### REQUIREMENT
Copy the records exactly. Include every line.

+++ DATA EXTRACTS +++

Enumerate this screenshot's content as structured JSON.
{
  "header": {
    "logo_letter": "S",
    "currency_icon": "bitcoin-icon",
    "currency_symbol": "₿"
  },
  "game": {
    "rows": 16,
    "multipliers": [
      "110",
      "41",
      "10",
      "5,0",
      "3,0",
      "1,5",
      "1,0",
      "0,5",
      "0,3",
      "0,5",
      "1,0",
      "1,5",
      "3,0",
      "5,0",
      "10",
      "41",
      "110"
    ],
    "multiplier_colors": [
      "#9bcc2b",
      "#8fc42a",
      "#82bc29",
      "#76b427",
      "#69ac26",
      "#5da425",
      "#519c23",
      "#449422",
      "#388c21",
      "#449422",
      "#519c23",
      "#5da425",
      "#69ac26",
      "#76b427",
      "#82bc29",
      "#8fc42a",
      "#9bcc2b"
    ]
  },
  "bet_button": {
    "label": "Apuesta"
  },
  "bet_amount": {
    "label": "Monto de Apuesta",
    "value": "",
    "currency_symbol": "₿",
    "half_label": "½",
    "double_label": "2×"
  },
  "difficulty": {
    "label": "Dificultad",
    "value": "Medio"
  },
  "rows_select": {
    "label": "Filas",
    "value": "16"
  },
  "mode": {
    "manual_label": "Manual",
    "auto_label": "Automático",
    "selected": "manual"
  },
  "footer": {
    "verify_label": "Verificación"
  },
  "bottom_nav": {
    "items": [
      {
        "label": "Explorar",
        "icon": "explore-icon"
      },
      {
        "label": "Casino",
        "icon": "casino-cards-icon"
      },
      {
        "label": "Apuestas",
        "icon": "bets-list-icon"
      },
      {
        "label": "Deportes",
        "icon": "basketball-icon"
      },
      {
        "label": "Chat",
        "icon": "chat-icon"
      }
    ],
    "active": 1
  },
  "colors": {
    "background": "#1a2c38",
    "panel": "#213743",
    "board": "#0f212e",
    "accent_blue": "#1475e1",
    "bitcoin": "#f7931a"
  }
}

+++

### EXERCISE ANSWER
Enumerate this screenshot's content as structured JSON.
{
  "header": {
    "logo_letter": "S",
    "currency_icon": "bitcoin-icon",
    "currency_symbol": "₿"
  },
  "game": {
    "rows": 16,
    "multipliers": [
      "110",
      "41",
      "10",
      "5,0",
      "3,0",
      "1,5",
      "1,0",
      "0,5",
      "0,3",
      "0,5",
      "1,0",
      "1,5",
      "3,0",
      "5,0",
      "10",
      "41",
      "110"
    ],
    "multiplier_colors": [
      "#9bcc2b",
      "#8fc42a",
      "#82bc29",
      "#76b427",
      "#69ac26",
      "#5da425",
      "#519c23",
      "#449422",
      "#388c21",
      "#449422",
      "#519c23",
      "#5da425",
      "#69ac26",
      "#76b427",
      "#82bc29",
      "#8fc42a",
      "#9bcc2b"
    ]
  },
  "bet_button": {
    "label": "Apuesta"
  },
  "bet_amount": {
    "label": "Monto de Apuesta",
    "value": "",
    "currency_symbol": "₿",
    "half_label": "½",
    "double_label": "2×"
  },
  "difficulty": {
    "label": "Dificultad",
    "value": "Medio"
  },
  "rows_select": {
    "label": "Filas",
    "value": "16"
  },
  "mode": {
    "manual_label": "Manual",
    "auto_label": "Automático",
    "selected": "manual"
  },
  "footer": {
    "verify_label": "Verificación"
  },
  "bottom_nav": {
    "items": [
      {
        "label": "Explorar",
        "icon": "explore-icon"
      },
      {
        "label": "Casino",
        "icon": "casino-cards-icon"
      },
      {
        "label": "Apuestas",
        "icon": "bets-list-icon"
      },
      {
        "label": "Deportes",
        "icon": "basketball-icon"
      },
      {
        "label": "Chat",
        "icon": "chat-icon"
      }
    ],
    "active": 1
  },
  "colors": {
    "background": "#1a2c38",
    "panel": "#213743",
    "board": "#0f212e",
    "accent_blue": "#1475e1",
    "bitcoin": "#f7931a"
  }
}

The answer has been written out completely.